• EXERCISE: All lines below containing the string "REPL" are to be copied.
· · · · · · ·
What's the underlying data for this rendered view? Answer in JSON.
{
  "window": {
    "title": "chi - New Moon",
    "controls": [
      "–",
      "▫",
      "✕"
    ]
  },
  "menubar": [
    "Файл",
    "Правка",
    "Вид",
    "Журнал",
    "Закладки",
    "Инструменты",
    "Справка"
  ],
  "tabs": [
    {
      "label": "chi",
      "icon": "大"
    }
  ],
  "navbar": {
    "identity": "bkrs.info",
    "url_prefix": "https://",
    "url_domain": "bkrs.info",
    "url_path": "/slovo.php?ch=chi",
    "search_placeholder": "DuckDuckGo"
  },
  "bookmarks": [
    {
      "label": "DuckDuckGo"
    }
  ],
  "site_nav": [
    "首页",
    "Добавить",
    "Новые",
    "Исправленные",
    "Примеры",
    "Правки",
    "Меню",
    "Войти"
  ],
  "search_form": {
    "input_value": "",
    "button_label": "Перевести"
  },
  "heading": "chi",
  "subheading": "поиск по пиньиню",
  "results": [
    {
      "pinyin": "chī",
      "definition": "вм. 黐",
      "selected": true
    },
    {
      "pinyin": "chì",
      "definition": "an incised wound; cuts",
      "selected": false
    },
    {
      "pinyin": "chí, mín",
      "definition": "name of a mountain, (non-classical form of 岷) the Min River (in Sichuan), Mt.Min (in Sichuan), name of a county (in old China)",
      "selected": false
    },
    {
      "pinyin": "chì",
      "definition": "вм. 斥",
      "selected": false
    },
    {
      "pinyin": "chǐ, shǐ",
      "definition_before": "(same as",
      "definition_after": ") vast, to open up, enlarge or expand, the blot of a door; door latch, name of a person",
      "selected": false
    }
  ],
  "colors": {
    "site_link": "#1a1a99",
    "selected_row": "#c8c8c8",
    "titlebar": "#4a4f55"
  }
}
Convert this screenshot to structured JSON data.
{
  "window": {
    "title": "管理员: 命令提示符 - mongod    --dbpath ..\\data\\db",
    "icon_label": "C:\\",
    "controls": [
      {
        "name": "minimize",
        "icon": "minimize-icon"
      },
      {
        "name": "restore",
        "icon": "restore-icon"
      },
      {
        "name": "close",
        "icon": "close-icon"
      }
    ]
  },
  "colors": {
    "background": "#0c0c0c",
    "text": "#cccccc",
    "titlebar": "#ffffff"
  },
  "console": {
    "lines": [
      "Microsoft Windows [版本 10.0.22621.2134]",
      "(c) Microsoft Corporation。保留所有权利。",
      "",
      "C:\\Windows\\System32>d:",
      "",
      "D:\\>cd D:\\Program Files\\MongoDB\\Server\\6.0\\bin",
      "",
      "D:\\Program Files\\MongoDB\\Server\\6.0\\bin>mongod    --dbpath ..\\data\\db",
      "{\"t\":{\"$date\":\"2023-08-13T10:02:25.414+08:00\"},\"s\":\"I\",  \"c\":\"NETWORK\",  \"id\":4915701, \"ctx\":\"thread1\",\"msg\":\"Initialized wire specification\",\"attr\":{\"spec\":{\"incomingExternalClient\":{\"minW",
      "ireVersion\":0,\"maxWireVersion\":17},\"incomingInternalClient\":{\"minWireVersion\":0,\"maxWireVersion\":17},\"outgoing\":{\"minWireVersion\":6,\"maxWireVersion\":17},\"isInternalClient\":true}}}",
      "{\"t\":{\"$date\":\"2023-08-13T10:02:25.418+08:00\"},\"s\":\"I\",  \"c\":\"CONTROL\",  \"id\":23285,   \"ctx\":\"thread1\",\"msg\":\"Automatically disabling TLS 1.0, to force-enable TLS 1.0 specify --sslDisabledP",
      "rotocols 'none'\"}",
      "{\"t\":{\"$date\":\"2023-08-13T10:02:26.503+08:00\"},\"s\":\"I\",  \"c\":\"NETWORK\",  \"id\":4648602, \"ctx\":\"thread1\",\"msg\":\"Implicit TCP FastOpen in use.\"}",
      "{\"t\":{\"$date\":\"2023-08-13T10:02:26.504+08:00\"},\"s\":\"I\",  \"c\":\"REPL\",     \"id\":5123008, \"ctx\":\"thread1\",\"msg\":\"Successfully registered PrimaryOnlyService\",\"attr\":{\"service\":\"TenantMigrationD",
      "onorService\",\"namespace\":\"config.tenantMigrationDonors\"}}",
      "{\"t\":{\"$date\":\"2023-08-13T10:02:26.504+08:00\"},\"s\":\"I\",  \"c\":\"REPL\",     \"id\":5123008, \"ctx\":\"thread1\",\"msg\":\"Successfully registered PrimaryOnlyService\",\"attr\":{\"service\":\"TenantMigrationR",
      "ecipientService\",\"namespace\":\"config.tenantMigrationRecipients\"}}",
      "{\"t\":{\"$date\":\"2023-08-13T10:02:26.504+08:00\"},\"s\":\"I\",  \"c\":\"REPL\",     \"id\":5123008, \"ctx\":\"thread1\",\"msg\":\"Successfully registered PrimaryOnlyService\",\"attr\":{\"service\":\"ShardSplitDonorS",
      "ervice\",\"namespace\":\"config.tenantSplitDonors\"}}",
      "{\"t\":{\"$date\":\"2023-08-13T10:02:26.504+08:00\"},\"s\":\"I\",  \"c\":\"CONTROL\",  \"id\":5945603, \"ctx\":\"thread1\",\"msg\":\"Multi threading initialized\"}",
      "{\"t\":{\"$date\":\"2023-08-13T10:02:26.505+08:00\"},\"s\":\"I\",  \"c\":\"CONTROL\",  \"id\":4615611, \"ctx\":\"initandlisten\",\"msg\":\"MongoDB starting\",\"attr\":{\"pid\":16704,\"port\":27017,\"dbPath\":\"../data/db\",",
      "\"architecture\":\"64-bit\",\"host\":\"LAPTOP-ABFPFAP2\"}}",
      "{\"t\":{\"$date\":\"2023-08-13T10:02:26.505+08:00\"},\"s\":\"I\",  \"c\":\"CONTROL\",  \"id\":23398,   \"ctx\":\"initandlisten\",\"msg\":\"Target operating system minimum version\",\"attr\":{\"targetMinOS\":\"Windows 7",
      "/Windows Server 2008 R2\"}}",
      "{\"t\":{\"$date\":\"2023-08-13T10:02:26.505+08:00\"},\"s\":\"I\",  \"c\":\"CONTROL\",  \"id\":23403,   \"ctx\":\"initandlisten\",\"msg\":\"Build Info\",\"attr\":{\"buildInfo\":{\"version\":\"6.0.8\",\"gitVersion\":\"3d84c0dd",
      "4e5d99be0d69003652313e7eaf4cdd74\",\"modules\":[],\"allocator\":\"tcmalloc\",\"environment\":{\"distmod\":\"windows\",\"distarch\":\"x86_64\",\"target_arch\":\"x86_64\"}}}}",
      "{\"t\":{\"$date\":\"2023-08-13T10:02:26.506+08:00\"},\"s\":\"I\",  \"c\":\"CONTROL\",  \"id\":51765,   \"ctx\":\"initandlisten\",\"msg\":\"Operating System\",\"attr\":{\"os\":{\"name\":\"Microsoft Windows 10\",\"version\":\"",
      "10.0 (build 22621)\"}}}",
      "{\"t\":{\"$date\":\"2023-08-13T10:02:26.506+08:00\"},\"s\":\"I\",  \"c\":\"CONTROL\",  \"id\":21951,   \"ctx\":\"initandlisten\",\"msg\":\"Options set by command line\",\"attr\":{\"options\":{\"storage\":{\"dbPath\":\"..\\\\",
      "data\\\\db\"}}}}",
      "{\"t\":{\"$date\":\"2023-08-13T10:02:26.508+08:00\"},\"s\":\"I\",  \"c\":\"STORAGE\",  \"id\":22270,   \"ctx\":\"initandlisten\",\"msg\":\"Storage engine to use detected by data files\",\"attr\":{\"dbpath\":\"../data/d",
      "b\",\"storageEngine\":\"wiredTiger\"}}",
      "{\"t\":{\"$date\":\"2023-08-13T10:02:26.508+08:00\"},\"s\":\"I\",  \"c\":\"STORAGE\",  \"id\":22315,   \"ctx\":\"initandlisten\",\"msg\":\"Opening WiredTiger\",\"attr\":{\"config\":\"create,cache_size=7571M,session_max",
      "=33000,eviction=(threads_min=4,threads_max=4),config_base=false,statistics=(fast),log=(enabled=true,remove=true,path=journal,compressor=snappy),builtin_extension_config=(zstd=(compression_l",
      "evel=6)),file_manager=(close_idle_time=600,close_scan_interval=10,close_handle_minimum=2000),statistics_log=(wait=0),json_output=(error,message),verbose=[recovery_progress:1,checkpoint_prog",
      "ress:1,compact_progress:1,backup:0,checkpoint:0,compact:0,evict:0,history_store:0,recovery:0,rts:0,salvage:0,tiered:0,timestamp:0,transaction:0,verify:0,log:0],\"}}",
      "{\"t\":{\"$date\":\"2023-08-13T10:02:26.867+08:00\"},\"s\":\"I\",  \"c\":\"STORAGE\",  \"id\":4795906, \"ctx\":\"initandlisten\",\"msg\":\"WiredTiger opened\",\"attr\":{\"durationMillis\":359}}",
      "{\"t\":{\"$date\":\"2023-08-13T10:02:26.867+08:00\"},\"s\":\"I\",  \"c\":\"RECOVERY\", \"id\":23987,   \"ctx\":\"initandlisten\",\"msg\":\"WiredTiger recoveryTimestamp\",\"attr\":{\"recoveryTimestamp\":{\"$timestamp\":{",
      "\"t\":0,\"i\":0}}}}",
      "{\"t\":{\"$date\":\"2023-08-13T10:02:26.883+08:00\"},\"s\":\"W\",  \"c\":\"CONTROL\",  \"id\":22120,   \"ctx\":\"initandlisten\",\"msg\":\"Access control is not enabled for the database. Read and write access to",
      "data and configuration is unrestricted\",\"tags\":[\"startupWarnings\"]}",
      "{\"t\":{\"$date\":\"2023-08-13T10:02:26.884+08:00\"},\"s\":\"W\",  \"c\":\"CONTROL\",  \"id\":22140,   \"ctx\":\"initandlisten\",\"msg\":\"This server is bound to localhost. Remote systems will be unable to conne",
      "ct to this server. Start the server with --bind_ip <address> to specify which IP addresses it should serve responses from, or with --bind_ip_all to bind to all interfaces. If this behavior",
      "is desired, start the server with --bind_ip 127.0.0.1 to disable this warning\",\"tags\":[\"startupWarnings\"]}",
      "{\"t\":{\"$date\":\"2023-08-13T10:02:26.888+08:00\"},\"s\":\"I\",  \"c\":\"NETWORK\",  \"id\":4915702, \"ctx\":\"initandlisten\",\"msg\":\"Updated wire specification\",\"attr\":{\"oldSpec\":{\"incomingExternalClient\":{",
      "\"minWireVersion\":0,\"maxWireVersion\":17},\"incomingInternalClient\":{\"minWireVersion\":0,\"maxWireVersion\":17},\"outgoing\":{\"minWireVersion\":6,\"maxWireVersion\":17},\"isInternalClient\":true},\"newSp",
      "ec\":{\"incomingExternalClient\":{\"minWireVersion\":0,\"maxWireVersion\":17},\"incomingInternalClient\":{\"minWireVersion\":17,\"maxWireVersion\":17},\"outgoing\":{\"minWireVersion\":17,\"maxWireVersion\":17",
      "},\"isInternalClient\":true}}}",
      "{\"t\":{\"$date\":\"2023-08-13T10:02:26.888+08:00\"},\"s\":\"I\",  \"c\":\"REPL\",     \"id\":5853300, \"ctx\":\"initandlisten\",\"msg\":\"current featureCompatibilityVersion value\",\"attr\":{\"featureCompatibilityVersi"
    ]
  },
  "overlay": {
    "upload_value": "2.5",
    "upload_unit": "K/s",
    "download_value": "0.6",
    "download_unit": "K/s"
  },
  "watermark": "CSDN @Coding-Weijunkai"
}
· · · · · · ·
• SOLUTION FOR THIS PROBLEM:
      "{\"t\":{\"$date\":\"2023-08-13T10:02:26.504+08:00\"},\"s\":\"I\",  \"c\":\"REPL\",     \"id\":5123008, \"ctx\":\"thread1\",\"msg\":\"Successfully registered PrimaryOnlyService\",\"attr\":{\"service\":\"TenantMigrationD",
      "{\"t\":{\"$date\":\"2023-08-13T10:02:26.504+08:00\"},\"s\":\"I\",  \"c\":\"REPL\",     \"id\":5123008, \"ctx\":\"thread1\",\"msg\":\"Successfully registered PrimaryOnlyService\",\"attr\":{\"service\":\"TenantMigrationR",
      "{\"t\":{\"$date\":\"2023-08-13T10:02:26.504+08:00\"},\"s\":\"I\",  \"c\":\"REPL\",     \"id\":5123008, \"ctx\":\"thread1\",\"msg\":\"Successfully registered PrimaryOnlyService\",\"attr\":{\"service\":\"ShardSplitDonorS",
      "{\"t\":{\"$date\":\"2023-08-13T10:02:26.888+08:00\"},\"s\":\"I\",  \"c\":\"REPL\",     \"id\":5853300, \"ctx\":\"initandlisten\",\"msg\":\"current featureCompatibilityVersion value\",\"attr\":{\"featureCompatibilityVersi"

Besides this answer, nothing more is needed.